Supreme Court affirms paid leave time for union representatives
By Robert A. Fagella, Esq. and Paul L. Kleinbaum, Esq.
Leave time to perform union business has been a traditional component of most public-sector collective negotiations agreements for decades. Most Local contracts have some form of full or partial release time without loss of pay for union representatives to perform PBA business. For decades, PERC has also found that such clauses are negotiable. Last year, however, the Appellate Division issued a decision entitled Rozenblit v. Jersey City Board of Education, in which the court threatened these settled legal concepts. Fortunately, on an appeal our firm handled, the Supreme Court has reversed the Appellate Division and upheld the legality of paid leave time for union officers.
Although the case arose in the context of an education association rather than a PBA, the decision would appear to apply to all public-sector unions. The Jersey City Board of Education (“Board”) and the Jersey City Education Association (“Association”) entered into a collective negotiations agreement which provided for full-time release time for two teachers who were also union representatives. They were completely excused from any work-related responsibilities while also being paid their full teacher salaries. Neither the Association nor the individual representatives were required to reimburse the Board for their salaries.
Two citizens filed suit, claiming that this arrangement was not permitted by any New Jersey statute and violated the New Jersey constitutional provision prohibiting the expenditure of public funds without receipt of a reciprocal public benefit. The Association and Board defended the contractual union leave clause and argued that the leaves were authorized by several educational statutes because there was a benefit to the release time, namely the advancement of labor peace and harmony in the district and the opportunity to ensure that labor problems are addressed at the earliest possible time without disrupting educational activities.
The Appellate Division reviewed the various leave statutes adopted by the legislature and concluded that this contractual provision had not been authorized, although the decades-long practice had never been questioned by the legislature. It also concluded that there is no “benefit” conferred upon the Board – or taxpayers – when union officers receive full-time leave to perform union activity at public expense. It held that the union officers were not advancing any interest of the employer, but rather were actually pursuing and representing the concerns of union members. The Appellate Division also rejected the concept of “labor peace” as a reciprocal benefit which the Board received in return. As a result, the Appellate Division concluded that the provisions of the contract granting full-time paid release from work without any reimbursement to the two union representatives or their Association, was a “violation of public policy,” and, consequently, unenforceable.

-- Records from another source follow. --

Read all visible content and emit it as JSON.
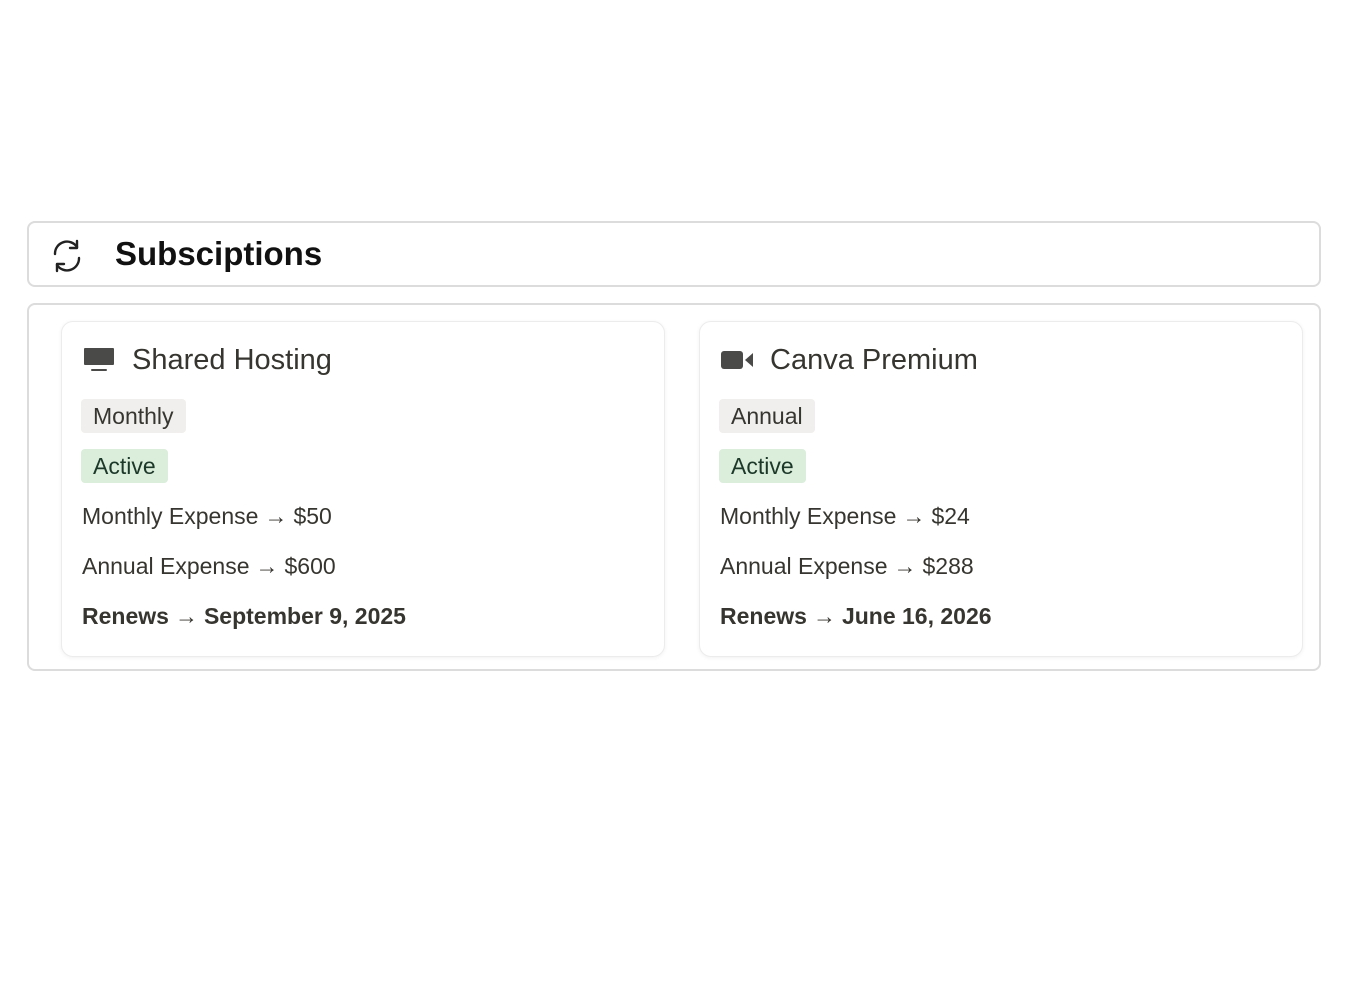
{
  "header": {
    "title": "Subsciptions",
    "icon": "refresh-icon"
  },
  "cards": [
    {
      "icon": "monitor-icon",
      "title": "Shared Hosting",
      "billing": "Monthly",
      "status": "Active",
      "monthly_label": "Monthly Expense",
      "monthly_value": "$50",
      "annual_label": "Annual Expense",
      "annual_value": "$600",
      "renews_label": "Renews",
      "renews_value": "September 9, 2025"
    },
    {
      "icon": "video-camera-icon",
      "title": "Canva Premium",
      "billing": "Annual",
      "status": "Active",
      "monthly_label": "Monthly Expense",
      "monthly_value": "$24",
      "annual_label": "Annual Expense",
      "annual_value": "$288",
      "renews_label": "Renews",
      "renews_value": "June 16, 2026"
    }
  ],
  "arrow": "→",
  "colors": {
    "status_bg": "#dbeddb",
    "status_text": "#1c3829",
    "billing_bg": "#f0efed",
    "text": "#37352f",
    "border": "#dcdcdc"
  }
}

We filed an emergency appeal with the Supreme Court, which granted a stay, freezing the Appellate Division decision until the court could hear arguments in the case. And in a unanimous decision in early February, the Supreme Court resoundingly reversed the Appellate Division, upheld the right of public employers to give union representatives paid leave time and thus scored a major victory for public-sector negotiations.

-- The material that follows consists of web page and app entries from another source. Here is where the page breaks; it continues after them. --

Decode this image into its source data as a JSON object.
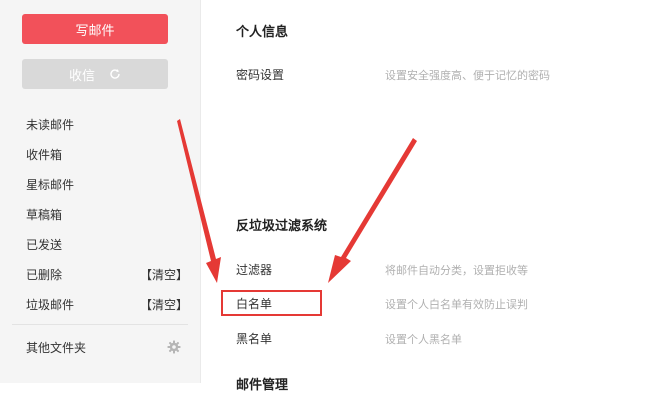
{
  "sidebar": {
    "compose_label": "写邮件",
    "receive_label": "收信",
    "items": [
      {
        "label": "未读邮件"
      },
      {
        "label": "收件箱"
      },
      {
        "label": "星标邮件"
      },
      {
        "label": "草稿箱"
      },
      {
        "label": "已发送"
      },
      {
        "label": "已删除",
        "action": "【清空】"
      },
      {
        "label": "垃圾邮件",
        "action": "【清空】"
      }
    ],
    "other_folders_label": "其他文件夹",
    "icons": {
      "refresh": "refresh-icon",
      "settings": "gear-icon"
    }
  },
  "main": {
    "personal": {
      "title": "个人信息",
      "rows": [
        {
          "label": "密码设置",
          "desc": "设置安全强度高、便于记忆的密码"
        }
      ]
    },
    "antispam": {
      "title": "反垃圾过滤系统",
      "rows": [
        {
          "label": "过滤器",
          "desc": "将邮件自动分类，设置拒收等"
        },
        {
          "label": "白名单",
          "desc": "设置个人白名单有效防止误判"
        },
        {
          "label": "黑名单",
          "desc": "设置个人黑名单"
        }
      ]
    },
    "mail_manage": {
      "title": "邮件管理"
    }
  },
  "colors": {
    "accent": "#f2515a",
    "annotation": "#e53935"
  }
}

The Supreme Court disagreed with the entire analysis the Appellate Division advanced. First, it concluded that existing statutes do, in fact, permit a board of education to provide full-time leave for union officials to perform union activity. The court relied upon statutes granting boards of education substantial latitude in affording leaves to its employees. Equally important, the Court noted that the Employer-Employee Relations (PERC) Act specifically recognizes the benefits in employers and employee representatives acting cooperatively to ensure labor peace.

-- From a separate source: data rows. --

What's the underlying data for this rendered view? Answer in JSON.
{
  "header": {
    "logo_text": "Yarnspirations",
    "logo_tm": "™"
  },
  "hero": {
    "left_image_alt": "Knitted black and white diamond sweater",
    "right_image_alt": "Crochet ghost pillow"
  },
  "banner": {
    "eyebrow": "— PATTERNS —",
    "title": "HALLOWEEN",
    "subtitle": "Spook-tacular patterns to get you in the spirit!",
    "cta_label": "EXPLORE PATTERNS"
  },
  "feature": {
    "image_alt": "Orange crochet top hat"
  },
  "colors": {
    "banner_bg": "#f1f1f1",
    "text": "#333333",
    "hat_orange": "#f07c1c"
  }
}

The court also completely rejected the theory that full union leave time constitutes a violation of the New Jersey constitution’s prohibition against gifts of public funds to private individuals. The plaintiffs had contended that the employer is effectively providing a gift to the union representatives by providing them with full salary without receiving anything in return. To the contrary, the Supreme Court held that there is indeed a benefit that is afforded to the employer when it gives union leave time for the specific purpose of helping to ensure the very public benefit of labor peace.
For example, the court noted that in many instances union representatives were asked to help resolve disputes between individual bargaining unit members and the employer. The court also noted that the union representatives were required to periodically report to the employer regarding efforts made to ensure harmony in the workplace, and the reduction of labor disputes. Put differently, the Supreme Court took an expansive approach toward the concept of what constitutes a benefit to the employer in return for its expenditure of funds and concluded that full-time union leave fell well within the parameters of a legitimate benefit to the public.
The case illustrates the twists and turns that can occur when attacks are made on long-standing policies under the guise of a revised view of existing practices. Here, union leave time had historically been in place for decades without attack. Nonetheless, the plaintiffs almost succeeded in their effort to reverse years of such unquestioned authority of public employers and public employee unions to negotiate paid union leave time.
For PBA Locals, the issue and its resolution are critical. We believe the decision is equally applicable to public sector representatives like PBAs in light of the court’s heavy reliance on PERC law and its affirmation that union leave clauses advance a public benefit. Many PBA Local contracts do provide for either ful-l or part-time leave and would have been threatened had the Appellate Division decision remained in effect. It also bears noting that the legislature could always limit, or even eliminate, such leave provisions, illustrating why the NJ State PBA’s legislative activities are so important. In any event, the Supreme Court’s unanimous decision should guarantee that union leave clauses are safe for the future.